The economy expanded by 0.7 per cent in the June quarter, above expectations, pushing annual growth to 9.6 per cent through the year.
Encouragingly, economic activity was broadly based. While the economy was dragged lower by inventories and net exports, private domestic demand maintained healthy momentum across consumption, investment and dwelling construction and public investment ramped up to the highest levels on record. In addition, the terms of trade rose to its highest level in history, continuing to boost national income, and making a significant economic contribution to the mining sector and of course, the government coffers. On the production side, 17 out of 19 industries expanded in the quarter, led by administration and support services, transport postal and warehousing and accommodation and food services.

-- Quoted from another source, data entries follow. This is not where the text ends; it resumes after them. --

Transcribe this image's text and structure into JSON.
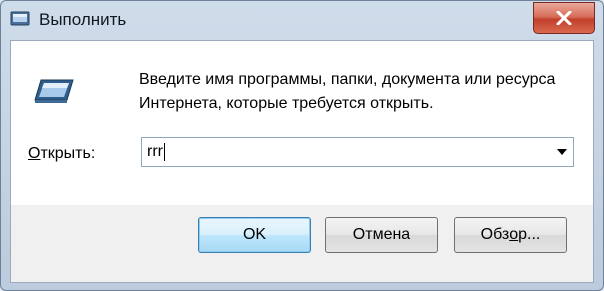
{
  "window": {
    "title": "Выполнить",
    "title_icon": "run-icon",
    "close_icon": "close-icon"
  },
  "description": {
    "line1": "Введите имя программы, папки, документа или ресурса",
    "line2": "Интернета, которые требуется открыть."
  },
  "open_field": {
    "label_underlined": "О",
    "label_rest": "ткрыть:",
    "value": "rrr"
  },
  "buttons": {
    "ok": "OK",
    "cancel": "Отмена",
    "browse_pre": "Обз",
    "browse_underlined": "о",
    "browse_post": "р..."
  },
  "colors": {
    "accent": "#3c7fb1",
    "close": "#c2402c"
  }
}
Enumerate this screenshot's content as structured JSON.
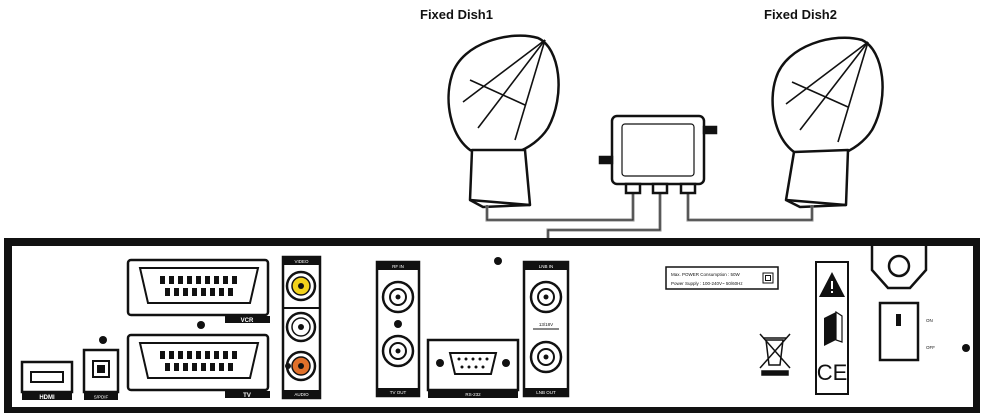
{
  "dishes": [
    {
      "title": "Fixed Dish1"
    },
    {
      "title": "Fixed Dish2"
    }
  ],
  "rear_panel": {
    "ports": {
      "vcr": "VCR",
      "tv": "TV",
      "video": "VIDEO",
      "audio": "AUDIO",
      "spdif": "S/PDIF",
      "hdmi": "HDMI",
      "rf_in": "RF IN",
      "rf_out": "TV OUT",
      "rs232": "RS-232",
      "lnb_in": "LNB IN",
      "lnb_out": "LNB OUT",
      "lnb_mid": "13/18V"
    },
    "power_label": {
      "line1": "Max. POWER Consumption : 50W",
      "line2": "Power Supply : 100-240V~ 50/60Hz"
    },
    "switch": {
      "on": "ON",
      "off": "OFF"
    },
    "ce": "CE"
  },
  "colors": {
    "video_jack": "#f2d21b",
    "audio_left": "#ffffff",
    "audio_right": "#e0702a",
    "line": "#111111",
    "cable": "#888888"
  }
}
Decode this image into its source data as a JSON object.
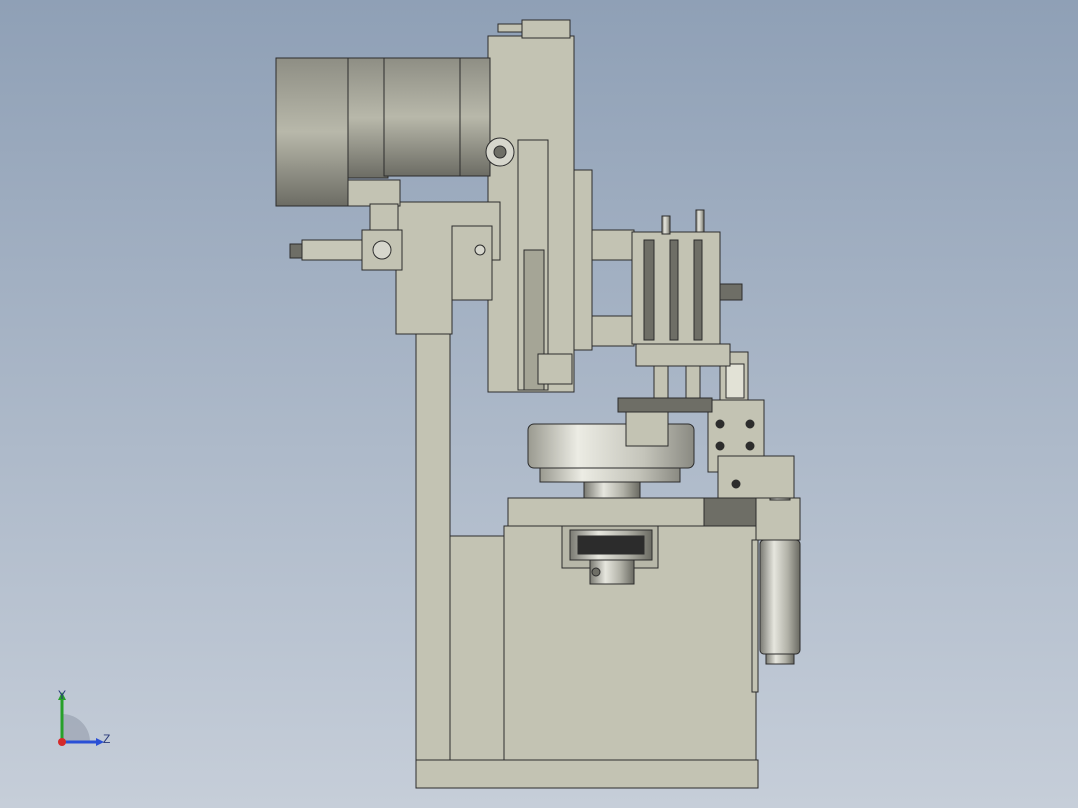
{
  "viewport": {
    "background_top": "#8fa0b6",
    "background_bottom": "#c6ced9"
  },
  "model": {
    "body_color": "#c3c3b3",
    "dark_color": "#6e6e66",
    "steel_color": "#d6d6cc",
    "edge_color": "#2c2c2c"
  },
  "triad": {
    "y_label": "Y",
    "z_label": "Z",
    "y_color": "#27a02a",
    "z_color": "#2a4fd6",
    "x_color": "#d42a2a"
  }
}
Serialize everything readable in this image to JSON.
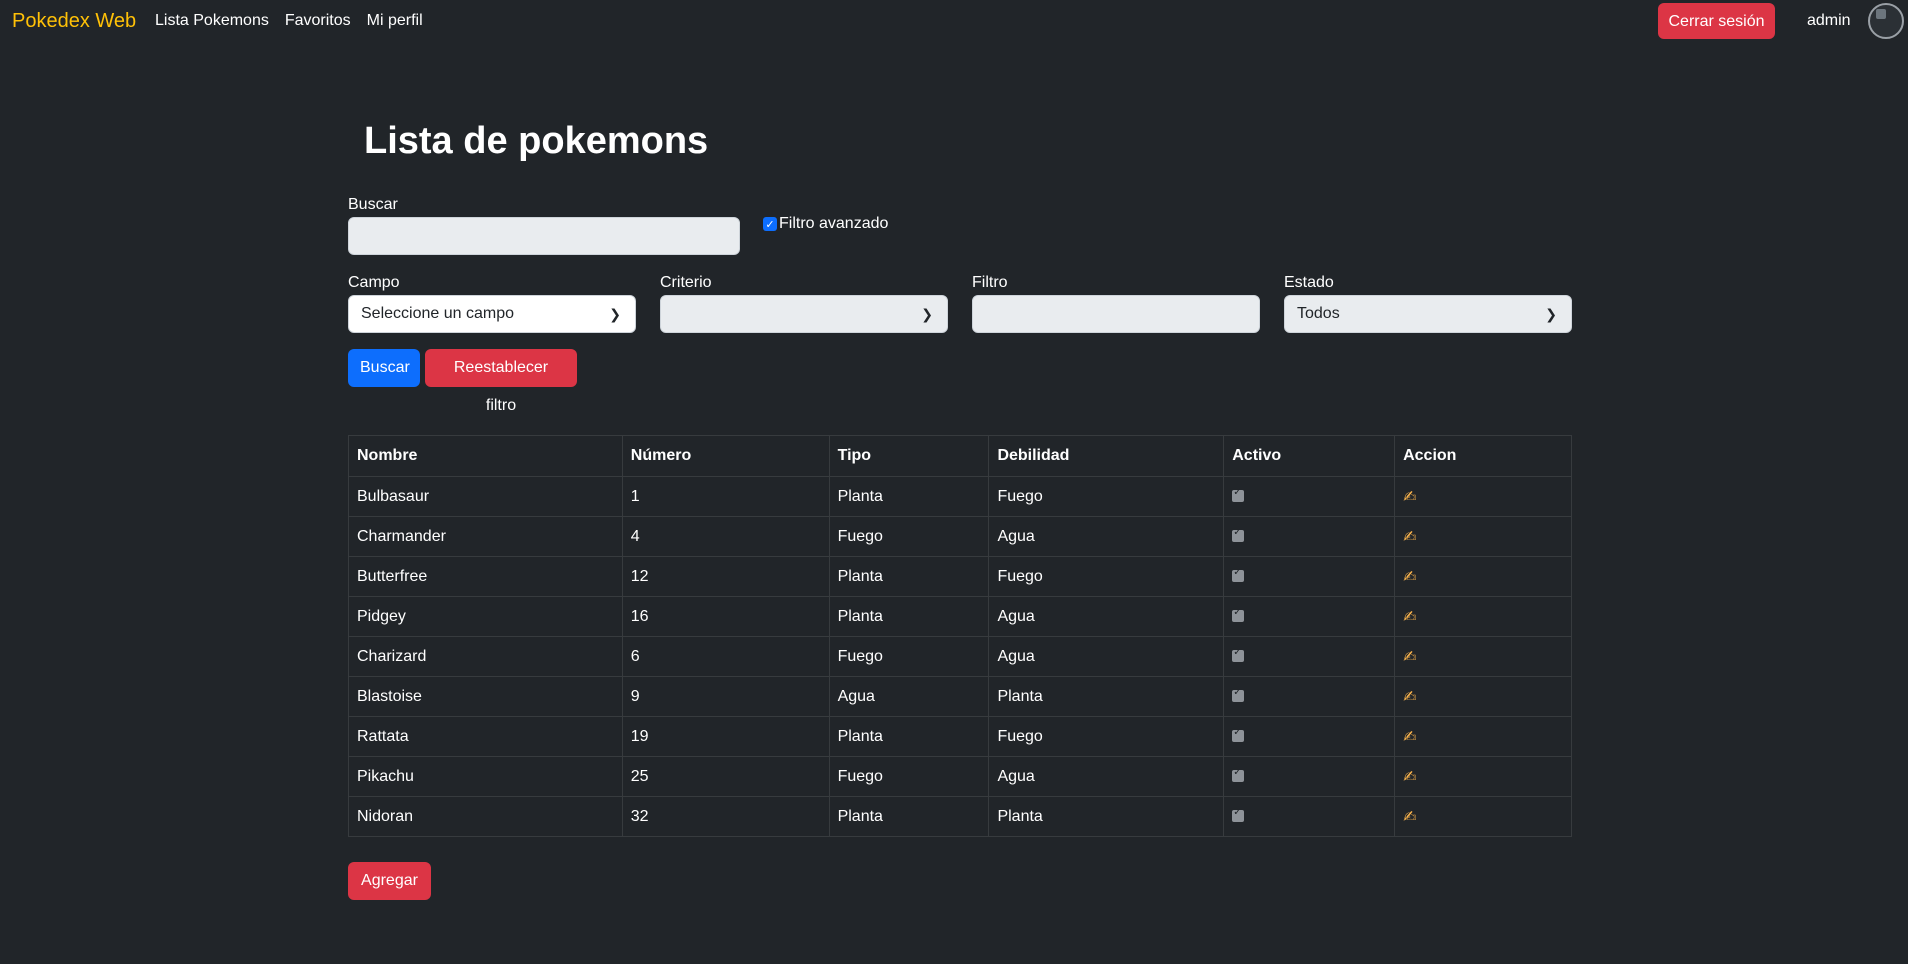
{
  "navbar": {
    "brand": "Pokedex Web",
    "links": [
      "Lista Pokemons",
      "Favoritos",
      "Mi perfil"
    ],
    "logout_label": "Cerrar sesión",
    "username": "admin"
  },
  "page": {
    "title": "Lista de pokemons",
    "search_label": "Buscar",
    "search_value": "",
    "advanced_filter_label": "Filtro avanzado",
    "advanced_filter_checked": true
  },
  "filters": {
    "campo_label": "Campo",
    "campo_value": "Seleccione un campo",
    "criterio_label": "Criterio",
    "criterio_value": "",
    "filtro_label": "Filtro",
    "filtro_value": "",
    "estado_label": "Estado",
    "estado_value": "Todos",
    "search_button": "Buscar",
    "reset_button": "Reestablecer filtro"
  },
  "table": {
    "headers": [
      "Nombre",
      "Número",
      "Tipo",
      "Debilidad",
      "Activo",
      "Accion"
    ],
    "rows": [
      {
        "nombre": "Bulbasaur",
        "numero": "1",
        "tipo": "Planta",
        "debilidad": "Fuego",
        "activo": true
      },
      {
        "nombre": "Charmander",
        "numero": "4",
        "tipo": "Fuego",
        "debilidad": "Agua",
        "activo": true
      },
      {
        "nombre": "Butterfree",
        "numero": "12",
        "tipo": "Planta",
        "debilidad": "Fuego",
        "activo": true
      },
      {
        "nombre": "Pidgey",
        "numero": "16",
        "tipo": "Planta",
        "debilidad": "Agua",
        "activo": true
      },
      {
        "nombre": "Charizard",
        "numero": "6",
        "tipo": "Fuego",
        "debilidad": "Agua",
        "activo": true
      },
      {
        "nombre": "Blastoise",
        "numero": "9",
        "tipo": "Agua",
        "debilidad": "Planta",
        "activo": true
      },
      {
        "nombre": "Rattata",
        "numero": "19",
        "tipo": "Planta",
        "debilidad": "Fuego",
        "activo": true
      },
      {
        "nombre": "Pikachu",
        "numero": "25",
        "tipo": "Fuego",
        "debilidad": "Agua",
        "activo": true
      },
      {
        "nombre": "Nidoran",
        "numero": "32",
        "tipo": "Planta",
        "debilidad": "Planta",
        "activo": true
      }
    ],
    "action_icon": "✍"
  },
  "add_button": "Agregar"
}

Even the significant detraction to growth from net exports has a silver lining. While service exports continued to be crimped by the closed international borders and the volume of iron ore being shipped slowed, the sharp jump in imports, which detracts from GDP data, is in reality a sign of a very healthy domestic economy drawing in imports of consumer, intermediate and capital goods.
It was also comforting to see households absorb a fall in disposable income (as income support unwound) and increase their spending on services by leaning on their savings. This is what we want, for households to drawdown on the war-chest of savings to smooth consumption. And, after 18 months of being home, Australian’s love of travel was clear in the June quarter, lifting transport services spending by 25 per cent.